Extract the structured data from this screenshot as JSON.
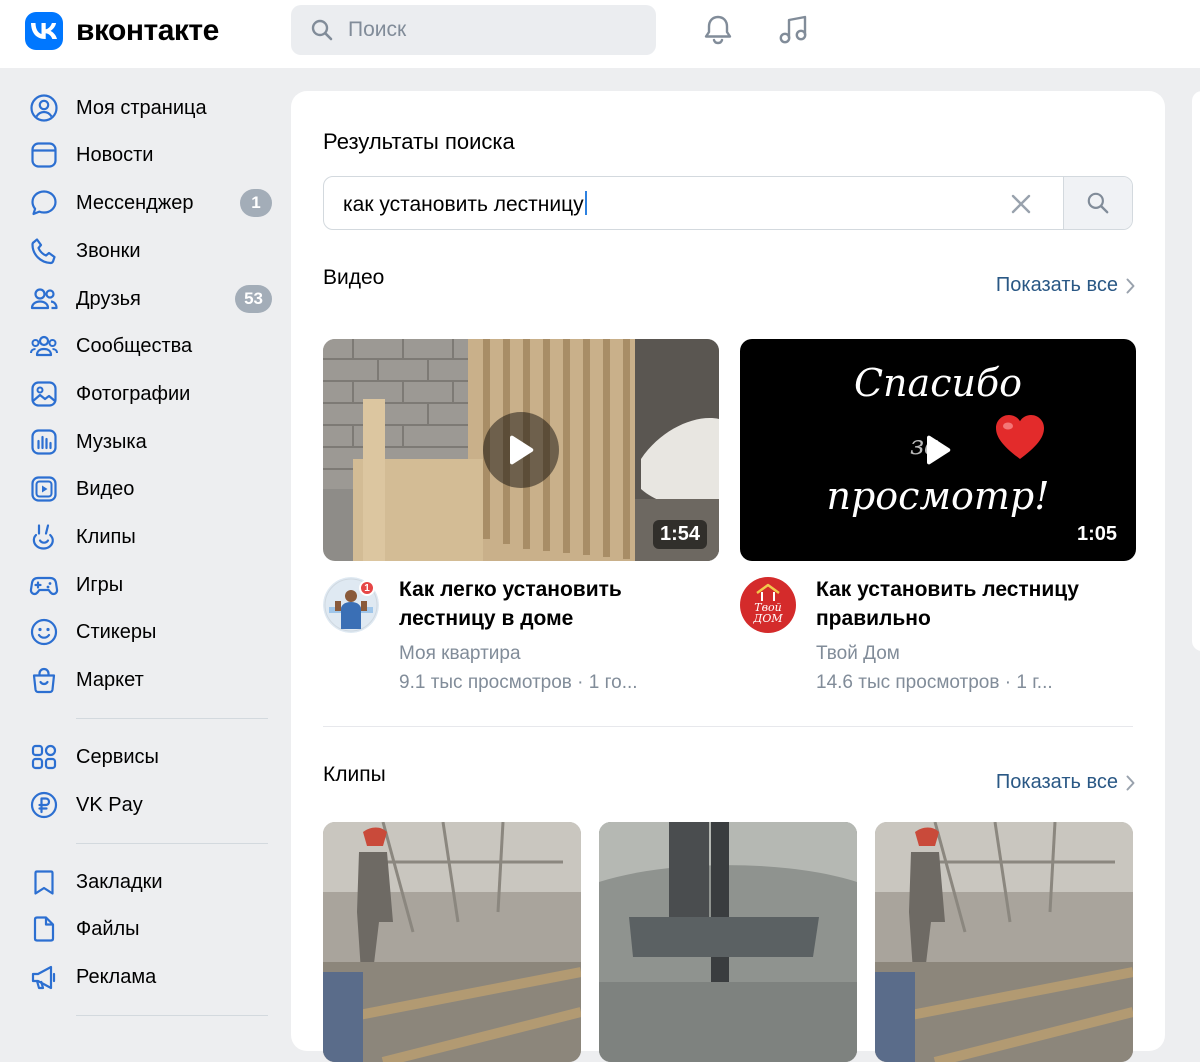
{
  "header": {
    "logo_text": "вконтакте",
    "search_placeholder": "Поиск"
  },
  "sidebar": {
    "items": [
      {
        "label": "Моя страница",
        "icon": "user-circle-icon"
      },
      {
        "label": "Новости",
        "icon": "news-icon"
      },
      {
        "label": "Мессенджер",
        "icon": "message-icon",
        "badge": "1"
      },
      {
        "label": "Звонки",
        "icon": "phone-icon"
      },
      {
        "label": "Друзья",
        "icon": "friends-icon",
        "badge": "53"
      },
      {
        "label": "Сообщества",
        "icon": "communities-icon"
      },
      {
        "label": "Фотографии",
        "icon": "photo-icon"
      },
      {
        "label": "Музыка",
        "icon": "music-icon"
      },
      {
        "label": "Видео",
        "icon": "video-icon"
      },
      {
        "label": "Клипы",
        "icon": "clips-icon"
      },
      {
        "label": "Игры",
        "icon": "gamepad-icon"
      },
      {
        "label": "Стикеры",
        "icon": "smile-icon"
      },
      {
        "label": "Маркет",
        "icon": "market-bag-icon"
      },
      {
        "label": "Сервисы",
        "icon": "services-grid-icon"
      },
      {
        "label": "VK Pay",
        "icon": "ruble-icon"
      },
      {
        "label": "Закладки",
        "icon": "bookmark-icon"
      },
      {
        "label": "Файлы",
        "icon": "file-icon"
      },
      {
        "label": "Реклама",
        "icon": "megaphone-icon"
      }
    ]
  },
  "main": {
    "title": "Результаты поиска",
    "query": "как установить лестницу",
    "videos_section": {
      "title": "Видео",
      "show_all": "Показать все",
      "items": [
        {
          "title": "Как легко установить лестницу в доме",
          "author": "Моя квартира",
          "meta": "9.1 тыс просмотров · 1 го...",
          "duration": "1:54",
          "avatar_badge": "1"
        },
        {
          "title": "Как установить лестницу правильно",
          "author": "Твой Дом",
          "meta": "14.6 тыс просмотров · 1 г...",
          "duration": "1:05",
          "thumb_text_1": "Спасибо",
          "thumb_text_2": "за",
          "thumb_text_3": "просмотр!",
          "avatar_text_1": "Твой",
          "avatar_text_2": "ДОМ"
        }
      ]
    },
    "clips_section": {
      "title": "Клипы",
      "show_all": "Показать все"
    }
  },
  "colors": {
    "accent": "#0077ff",
    "link": "#2a5885",
    "icon": "#2c6fd1",
    "background": "#edeef0",
    "muted": "#818c99"
  }
}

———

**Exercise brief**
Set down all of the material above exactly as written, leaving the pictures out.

**Answer space**
Extract the structured data from this screenshot as JSON.
{
  "header": {
    "logo_text": "вконтакте",
    "search_placeholder": "Поиск"
  },
  "sidebar": {
    "items": [
      {
        "label": "Моя страница",
        "icon": "user-circle-icon"
      },
      {
        "label": "Новости",
        "icon": "news-icon"
      },
      {
        "label": "Мессенджер",
        "icon": "message-icon",
        "badge": "1"
      },
      {
        "label": "Звонки",
        "icon": "phone-icon"
      },
      {
        "label": "Друзья",
        "icon": "friends-icon",
        "badge": "53"
      },
      {
        "label": "Сообщества",
        "icon": "communities-icon"
      },
      {
        "label": "Фотографии",
        "icon": "photo-icon"
      },
      {
        "label": "Музыка",
        "icon": "music-icon"
      },
      {
        "label": "Видео",
        "icon": "video-icon"
      },
      {
        "label": "Клипы",
        "icon": "clips-icon"
      },
      {
        "label": "Игры",
        "icon": "gamepad-icon"
      },
      {
        "label": "Стикеры",
        "icon": "smile-icon"
      },
      {
        "label": "Маркет",
        "icon": "market-bag-icon"
      },
      {
        "label": "Сервисы",
        "icon": "services-grid-icon"
      },
      {
        "label": "VK Pay",
        "icon": "ruble-icon"
      },
      {
        "label": "Закладки",
        "icon": "bookmark-icon"
      },
      {
        "label": "Файлы",
        "icon": "file-icon"
      },
      {
        "label": "Реклама",
        "icon": "megaphone-icon"
      }
    ]
  },
  "main": {
    "title": "Результаты поиска",
    "query": "как установить лестницу",
    "videos_section": {
      "title": "Видео",
      "show_all": "Показать все",
      "items": [
        {
          "title": "Как легко установить лестницу в доме",
          "author": "Моя квартира",
          "meta": "9.1 тыс просмотров · 1 го...",
          "duration": "1:54",
          "avatar_badge": "1"
        },
        {
          "title": "Как установить лестницу правильно",
          "author": "Твой Дом",
          "meta": "14.6 тыс просмотров · 1 г...",
          "duration": "1:05",
          "thumb_text_1": "Спасибо",
          "thumb_text_2": "за",
          "thumb_text_3": "просмотр!",
          "avatar_text_1": "Твой",
          "avatar_text_2": "ДОМ"
        }
      ]
    },
    "clips_section": {
      "title": "Клипы",
      "show_all": "Показать все"
    }
  },
  "colors": {
    "accent": "#0077ff",
    "link": "#2a5885",
    "icon": "#2c6fd1",
    "background": "#edeef0",
    "muted": "#818c99"
  }
}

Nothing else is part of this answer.